Data records for software interfaces:
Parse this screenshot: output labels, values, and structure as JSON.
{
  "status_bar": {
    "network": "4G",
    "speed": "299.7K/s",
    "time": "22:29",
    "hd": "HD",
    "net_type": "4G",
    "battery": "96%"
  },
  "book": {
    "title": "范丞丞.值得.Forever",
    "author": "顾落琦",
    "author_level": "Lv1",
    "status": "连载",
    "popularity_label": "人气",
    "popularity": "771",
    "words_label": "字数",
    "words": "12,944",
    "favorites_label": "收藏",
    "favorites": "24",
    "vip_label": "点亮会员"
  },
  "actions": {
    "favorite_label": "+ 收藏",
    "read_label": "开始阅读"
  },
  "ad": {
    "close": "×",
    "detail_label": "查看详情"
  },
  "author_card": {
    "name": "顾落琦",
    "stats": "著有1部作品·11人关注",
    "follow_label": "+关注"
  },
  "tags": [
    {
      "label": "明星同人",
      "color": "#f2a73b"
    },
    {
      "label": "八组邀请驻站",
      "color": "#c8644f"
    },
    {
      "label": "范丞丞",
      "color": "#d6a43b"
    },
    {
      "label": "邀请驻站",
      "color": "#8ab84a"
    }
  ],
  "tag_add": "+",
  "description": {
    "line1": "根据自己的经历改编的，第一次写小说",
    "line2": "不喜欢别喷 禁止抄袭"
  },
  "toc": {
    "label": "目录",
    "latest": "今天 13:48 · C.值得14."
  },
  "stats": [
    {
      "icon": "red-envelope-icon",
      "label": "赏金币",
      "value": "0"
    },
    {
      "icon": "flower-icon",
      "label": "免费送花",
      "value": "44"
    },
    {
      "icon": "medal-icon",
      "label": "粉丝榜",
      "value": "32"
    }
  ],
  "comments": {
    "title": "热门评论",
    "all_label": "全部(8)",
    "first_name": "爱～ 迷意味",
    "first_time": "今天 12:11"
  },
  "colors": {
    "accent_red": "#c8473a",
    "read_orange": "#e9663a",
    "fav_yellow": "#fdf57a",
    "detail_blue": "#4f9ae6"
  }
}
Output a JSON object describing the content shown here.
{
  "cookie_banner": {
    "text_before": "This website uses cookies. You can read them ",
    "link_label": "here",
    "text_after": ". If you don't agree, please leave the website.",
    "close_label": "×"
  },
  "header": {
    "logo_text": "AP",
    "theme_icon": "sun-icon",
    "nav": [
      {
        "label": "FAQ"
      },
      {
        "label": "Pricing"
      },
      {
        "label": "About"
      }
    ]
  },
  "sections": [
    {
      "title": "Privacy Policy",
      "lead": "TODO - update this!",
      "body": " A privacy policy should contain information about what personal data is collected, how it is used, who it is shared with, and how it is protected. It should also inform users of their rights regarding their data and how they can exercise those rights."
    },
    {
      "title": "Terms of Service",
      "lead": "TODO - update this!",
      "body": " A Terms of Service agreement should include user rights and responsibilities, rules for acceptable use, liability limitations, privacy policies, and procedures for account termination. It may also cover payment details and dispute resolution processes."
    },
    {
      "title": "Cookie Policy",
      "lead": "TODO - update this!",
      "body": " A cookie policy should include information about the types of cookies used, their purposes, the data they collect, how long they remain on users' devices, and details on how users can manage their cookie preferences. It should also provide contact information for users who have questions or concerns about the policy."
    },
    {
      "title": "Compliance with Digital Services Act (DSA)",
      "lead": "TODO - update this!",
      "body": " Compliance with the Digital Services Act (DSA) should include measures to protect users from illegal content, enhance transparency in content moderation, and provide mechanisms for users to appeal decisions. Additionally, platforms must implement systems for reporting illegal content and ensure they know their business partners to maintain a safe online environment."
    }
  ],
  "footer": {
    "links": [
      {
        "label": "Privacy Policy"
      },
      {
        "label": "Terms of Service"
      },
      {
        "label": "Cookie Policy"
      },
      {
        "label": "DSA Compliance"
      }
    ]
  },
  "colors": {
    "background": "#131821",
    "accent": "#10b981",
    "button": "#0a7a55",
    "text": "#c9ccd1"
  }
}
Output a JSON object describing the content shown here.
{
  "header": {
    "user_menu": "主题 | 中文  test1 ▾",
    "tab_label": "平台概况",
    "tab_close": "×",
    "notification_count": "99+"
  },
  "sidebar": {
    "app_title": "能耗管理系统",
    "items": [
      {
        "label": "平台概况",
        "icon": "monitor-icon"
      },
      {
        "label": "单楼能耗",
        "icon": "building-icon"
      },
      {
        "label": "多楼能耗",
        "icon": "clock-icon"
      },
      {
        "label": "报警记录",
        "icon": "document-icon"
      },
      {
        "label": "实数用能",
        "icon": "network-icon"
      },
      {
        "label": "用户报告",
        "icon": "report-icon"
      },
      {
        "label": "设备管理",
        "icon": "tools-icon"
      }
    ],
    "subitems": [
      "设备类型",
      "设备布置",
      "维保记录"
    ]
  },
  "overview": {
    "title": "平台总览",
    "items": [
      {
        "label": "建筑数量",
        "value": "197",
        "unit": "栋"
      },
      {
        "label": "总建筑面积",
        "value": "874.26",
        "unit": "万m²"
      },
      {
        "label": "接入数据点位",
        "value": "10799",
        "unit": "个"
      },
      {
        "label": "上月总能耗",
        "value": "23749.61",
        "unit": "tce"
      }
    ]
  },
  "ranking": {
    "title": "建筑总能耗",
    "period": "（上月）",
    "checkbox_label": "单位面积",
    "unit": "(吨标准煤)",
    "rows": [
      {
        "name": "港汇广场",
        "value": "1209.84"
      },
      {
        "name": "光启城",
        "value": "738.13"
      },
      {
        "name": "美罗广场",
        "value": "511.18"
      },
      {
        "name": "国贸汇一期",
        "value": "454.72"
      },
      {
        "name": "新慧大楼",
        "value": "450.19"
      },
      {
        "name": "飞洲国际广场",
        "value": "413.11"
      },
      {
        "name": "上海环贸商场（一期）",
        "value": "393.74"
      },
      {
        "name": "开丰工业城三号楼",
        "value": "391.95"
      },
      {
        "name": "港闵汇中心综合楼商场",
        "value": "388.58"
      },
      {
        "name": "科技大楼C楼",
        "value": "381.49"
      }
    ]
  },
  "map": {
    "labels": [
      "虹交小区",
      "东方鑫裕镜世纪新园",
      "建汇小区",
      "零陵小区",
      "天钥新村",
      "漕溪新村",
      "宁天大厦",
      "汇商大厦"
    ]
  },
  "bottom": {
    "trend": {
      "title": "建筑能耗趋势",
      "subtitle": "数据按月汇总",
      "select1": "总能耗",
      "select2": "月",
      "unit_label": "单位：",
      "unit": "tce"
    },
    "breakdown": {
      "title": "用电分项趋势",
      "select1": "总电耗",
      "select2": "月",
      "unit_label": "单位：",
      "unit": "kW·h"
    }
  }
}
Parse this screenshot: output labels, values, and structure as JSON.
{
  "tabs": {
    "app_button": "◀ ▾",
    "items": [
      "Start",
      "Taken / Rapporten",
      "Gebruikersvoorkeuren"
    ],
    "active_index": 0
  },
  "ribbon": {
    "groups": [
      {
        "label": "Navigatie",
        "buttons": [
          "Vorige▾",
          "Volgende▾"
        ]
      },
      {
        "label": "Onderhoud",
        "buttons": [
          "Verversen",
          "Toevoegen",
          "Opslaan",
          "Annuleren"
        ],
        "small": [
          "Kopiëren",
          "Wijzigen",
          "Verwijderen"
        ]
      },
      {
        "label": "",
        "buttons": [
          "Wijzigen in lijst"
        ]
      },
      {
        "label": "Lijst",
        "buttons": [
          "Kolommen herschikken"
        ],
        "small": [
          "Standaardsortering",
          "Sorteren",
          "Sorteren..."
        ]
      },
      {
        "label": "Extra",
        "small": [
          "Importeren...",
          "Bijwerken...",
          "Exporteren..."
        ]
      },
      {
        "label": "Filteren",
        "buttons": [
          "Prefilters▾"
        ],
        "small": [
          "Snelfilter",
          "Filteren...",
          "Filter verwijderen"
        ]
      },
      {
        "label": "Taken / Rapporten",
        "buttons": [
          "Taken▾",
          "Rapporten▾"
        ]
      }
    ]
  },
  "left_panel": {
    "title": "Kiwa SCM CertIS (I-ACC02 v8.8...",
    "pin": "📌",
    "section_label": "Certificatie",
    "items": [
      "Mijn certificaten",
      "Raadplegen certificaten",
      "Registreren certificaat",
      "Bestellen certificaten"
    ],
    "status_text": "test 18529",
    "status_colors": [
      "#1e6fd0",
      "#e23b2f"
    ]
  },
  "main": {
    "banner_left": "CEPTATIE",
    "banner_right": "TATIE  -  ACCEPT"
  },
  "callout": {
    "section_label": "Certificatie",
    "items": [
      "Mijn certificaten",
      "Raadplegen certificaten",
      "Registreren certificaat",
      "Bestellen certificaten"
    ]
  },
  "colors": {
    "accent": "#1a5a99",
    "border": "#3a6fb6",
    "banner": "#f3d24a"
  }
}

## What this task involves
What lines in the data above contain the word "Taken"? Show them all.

## Exercise answer
      "Taken / Rapporten",
        "label": "Taken / Rapporten",
          "Taken▾",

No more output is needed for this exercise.